Superannuation funds risk losing their member's details to identity thieves if they don't protect their systems, internet security firm Pure Hacking said today.
Ty Miller, chief technology officer of the ethical hacking security and testing firm, said most fraud comes from within a business's own organisation.
Miller said it was too easy to break into systems.
"We do internal penetration tests," he said.
"We plug into the network port. It usually takes five days for us to break into wherever we want in the whole organisation."
Miller warned that criminals have in the past tried to set up bank accounts with false identities, then attempted to roll over super funds with stolen member details.
Miller's warning comes in the wake of anti-virus software provider AVG Technologies' first quarter threat report which found malicious FaceBook campaigns had tripled over the past year.
Miller said FaceBook attacks would become more serious as financial transactions such as groupon purchases took off on the social networking medium.
AVG also reported hackers were getting into smart phones and mobile devices during the first quarter.

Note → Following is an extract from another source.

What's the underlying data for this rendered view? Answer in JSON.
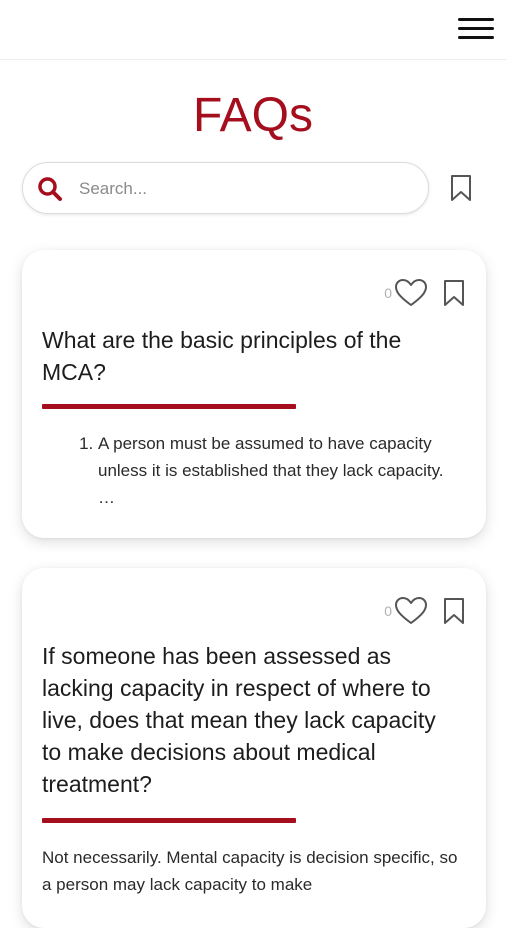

The shield provider blocked an average of 100,000 spam and phishing messages per day.
A Latvian gang was also able to bring 600 attack servers online for a couple of weeks in a co-ordinated blackhole attack that brought the number of hits from a few hundred per day to 800,000.